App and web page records
···

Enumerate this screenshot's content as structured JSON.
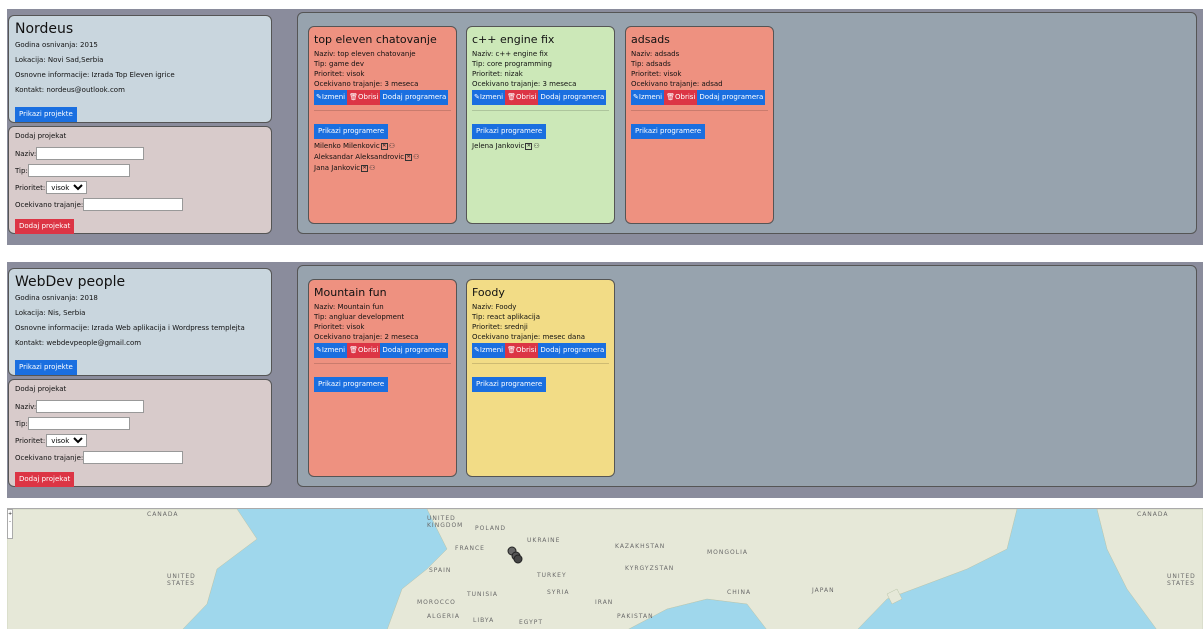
{
  "companies": [
    {
      "name": "Nordeus",
      "founded": "Godina osnivanja: 2015",
      "location": "Lokacija: Novi Sad,Serbia",
      "info": "Osnovne informacije: Izrada Top Eleven igrice",
      "contact": "Kontakt: nordeus@outlook.com",
      "show_projects": "Prikazi projekte",
      "form": {
        "title": "Dodaj projekat",
        "name_label": "Naziv:",
        "type_label": "Tip:",
        "priority_label": "Prioritet:",
        "priority_value": "visok",
        "duration_label": "Ocekivano trajanje:",
        "submit": "Dodaj projekat"
      },
      "projects": [
        {
          "title": "top eleven chatovanje",
          "naziv": "Naziv: top eleven chatovanje",
          "tip": "Tip: game dev",
          "prioritet": "Prioritet: visok",
          "trajanje": "Ocekivano trajanje: 3 meseca",
          "color": "#ee9180",
          "edit": "Izmeni",
          "delete": "Obrisi",
          "add_prog": "Dodaj programera",
          "show_prog": "Prikazi programere",
          "programmers": [
            "Milenko Milenkovic",
            "Aleksandar Aleksandrovic",
            "Jana Jankovic"
          ]
        },
        {
          "title": "c++ engine fix",
          "naziv": "Naziv: c++ engine fix",
          "tip": "Tip: core programming",
          "prioritet": "Prioritet: nizak",
          "trajanje": "Ocekivano trajanje: 3 meseca",
          "color": "#cce8b8",
          "edit": "Izmeni",
          "delete": "Obrisi",
          "add_prog": "Dodaj programera",
          "show_prog": "Prikazi programere",
          "programmers": [
            "Jelena Jankovic"
          ]
        },
        {
          "title": "adsads",
          "naziv": "Naziv: adsads",
          "tip": "Tip: adsads",
          "prioritet": "Prioritet: visok",
          "trajanje": "Ocekivano trajanje: adsad",
          "color": "#ee9180",
          "edit": "Izmeni",
          "delete": "Obrisi",
          "add_prog": "Dodaj programera",
          "show_prog": "Prikazi programere",
          "programmers": []
        }
      ]
    },
    {
      "name": "WebDev people",
      "founded": "Godina osnivanja: 2018",
      "location": "Lokacija: Nis, Serbia",
      "info": "Osnovne informacije: Izrada Web aplikacija i Wordpress templejta",
      "contact": "Kontakt: webdevpeople@gmail.com",
      "show_projects": "Prikazi projekte",
      "form": {
        "title": "Dodaj projekat",
        "name_label": "Naziv:",
        "type_label": "Tip:",
        "priority_label": "Prioritet:",
        "priority_value": "visok",
        "duration_label": "Ocekivano trajanje:",
        "submit": "Dodaj projekat"
      },
      "projects": [
        {
          "title": "Mountain fun",
          "naziv": "Naziv: Mountain fun",
          "tip": "Tip: angluar development",
          "prioritet": "Prioritet: visok",
          "trajanje": "Ocekivano trajanje: 2 meseca",
          "color": "#ee9180",
          "edit": "Izmeni",
          "delete": "Obrisi",
          "add_prog": "Dodaj programera",
          "show_prog": "Prikazi programere",
          "programmers": []
        },
        {
          "title": "Foody",
          "naziv": "Naziv: Foody",
          "tip": "Tip: react aplikacija",
          "prioritet": "Prioritet: srednji",
          "trajanje": "Ocekivano trajanje: mesec dana",
          "color": "#f2dc86",
          "edit": "Izmeni",
          "delete": "Obrisi",
          "add_prog": "Dodaj programera",
          "show_prog": "Prikazi programere",
          "programmers": []
        }
      ]
    }
  ],
  "map": {
    "zoom_in": "+",
    "zoom_out": "-",
    "labels": [
      "CANADA",
      "UNITED KINGDOM",
      "POLAND",
      "UKRAINE",
      "FRANCE",
      "KAZAKHSTAN",
      "MONGOLIA",
      "SPAIN",
      "TURKEY",
      "KYRGYZSTAN",
      "UNITED STATES",
      "CHINA",
      "JAPAN",
      "TUNISIA",
      "SYRIA",
      "IRAN",
      "MOROCCO",
      "ALGERIA",
      "LIBYA",
      "EGYPT",
      "PAKISTAN",
      "CANADA",
      "UNITED STATES"
    ],
    "land_color": "#e6e8d8",
    "water_color": "#9fd7ec"
  }
}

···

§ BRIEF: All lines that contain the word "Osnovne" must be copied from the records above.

§ EXERCISE OUTPUT:
      "info": "Osnovne informacije: Izrada Top Eleven igrice",
      "info": "Osnovne informacije: Izrada Web aplikacija i Wordpress templejta",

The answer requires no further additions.